In terms of content validity, The HHS has demonstrated no major differences when tested against the Western Ontario and McMaster Universities Osteoarthritis Index (WOMAC), and the Short Form 36 (SF-36)[3].

When assessing for construct validity, the pain and function domains in HHS have been shown to correlate with similar domains in the WOMAC[3][5], Nottingham Health Profile[5][6], and the SF‐36[3][5], particularly the physical (but not mental) domains of the SF-36[7].

Responsiveness[edit | edit source]

Wamper et al[8] report unacceptable ceiling effects in 31 of 59 studies. Pooled data across the studies included (n = 6,667 patients) suggested ceiling effects of 20% (95% confidence interval 18–22).

In a study of 335 THRs, Shi et al[9] found the HHS was responsive to pain and function at six months post-operatively but week at the two year follow up.

References[edit | edit source]

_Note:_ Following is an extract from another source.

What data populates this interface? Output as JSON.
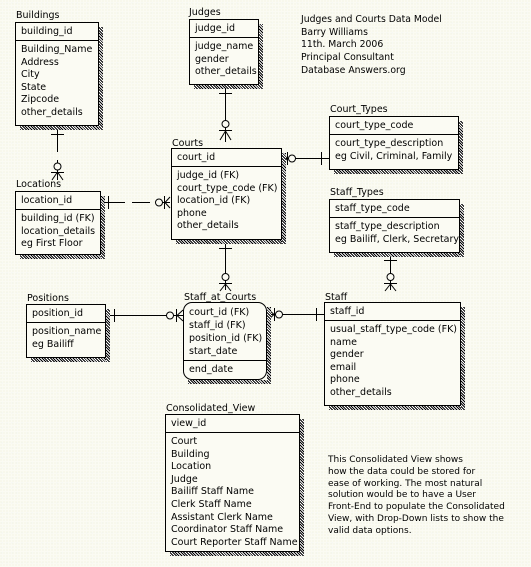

  1. 1.0 1.1 Harris WH. Traumatic arthritis of the hip after dislocation and acetabular fractures: treatment by mold arthroplasty. An end‐result study using a new method of result evaluation. J Bone Joint Surg Am 1969; 51:737–55.
  2. 2.0 2.1 Nilsdotter A, Bremander A. Measures of hip function and symptoms: Harris Hip Score (HHS), Hip Disability and Osteoarthritis Outcome Score (HOOS), Oxford Hip Score (OHS), Lequesne Index of Severity for Osteoarthritis of the Hip (LISOH), and American Academy of Orthopedic Surgeons (AAOS) Hip and Knee Questionnaire. Arthritis Care Res. 2011. 63; S11 Supplement: Special Outcomes: S200-S207. Accessed 21 June 2019.
  3. 3.0 3.1 3.2 3.3 3.4 Söderman P, Malchau H. Is the Harris hip score system useful to study the outcome of total hip replacement? Clin Orthop Relat Res. 2001 Mar;(384):189-97. Accessed 21 June 2019.
  4. Kirmit L, Karatosun V, Unver B, Bakirhan S, Sen A, Gocen Z. The reliability of hip scoring systems for total hip arthroplasty candidates: assessment by physical therapists. Clin Rehabil. 2005 Sep;19 (6):659-61. Accessed 21 June 2019.
  5. 5.0 5.1 5.2 Soderman P, Malchau H, Herberts P.Outcome of total hip replacement: a comparison of different measurement methods. Clin Orthop Relat Res 2001; 390:163–72.
  6. Garellick G, Malchau H, Herberts P.Specific or general health outcome measures in the evaluation of total hip replacement: a comparison between the Harris Hip Score and the Nottingham Health Profile. J Bone Joint Surg Br 1998; 80: 600–6.
  7. Lieberman JR, Dorey F, Shekelle P,Schumacher L, Kilgus DJ, Thomas BJ, et al.Outcome after total hip arthroplasty: comparison of a traditional disease‐specific and a quality‐of‐life measurement of outcome. J Arthroplasty 1997; 12: 639–45.
  8. Wamper KE, Sierevelt IN, Poolman RW, Bhandari M, Haverkamp D. The Harris hip score: Do ceiling effects limit its usefulness in orthopedics? Acta Orthop. 2010 Dec;81 (6):703-7. Accessed 21 June 2019.
  9. Shi HY, Mau LW, Chang JK, Wang JW,Chiu HC. Responsiveness of the Harris Hip Score and the SF‐36: five years after total hip arthroplasty. Qual Life Res 2009; 18:1053–60. Accessed 22 June 2019.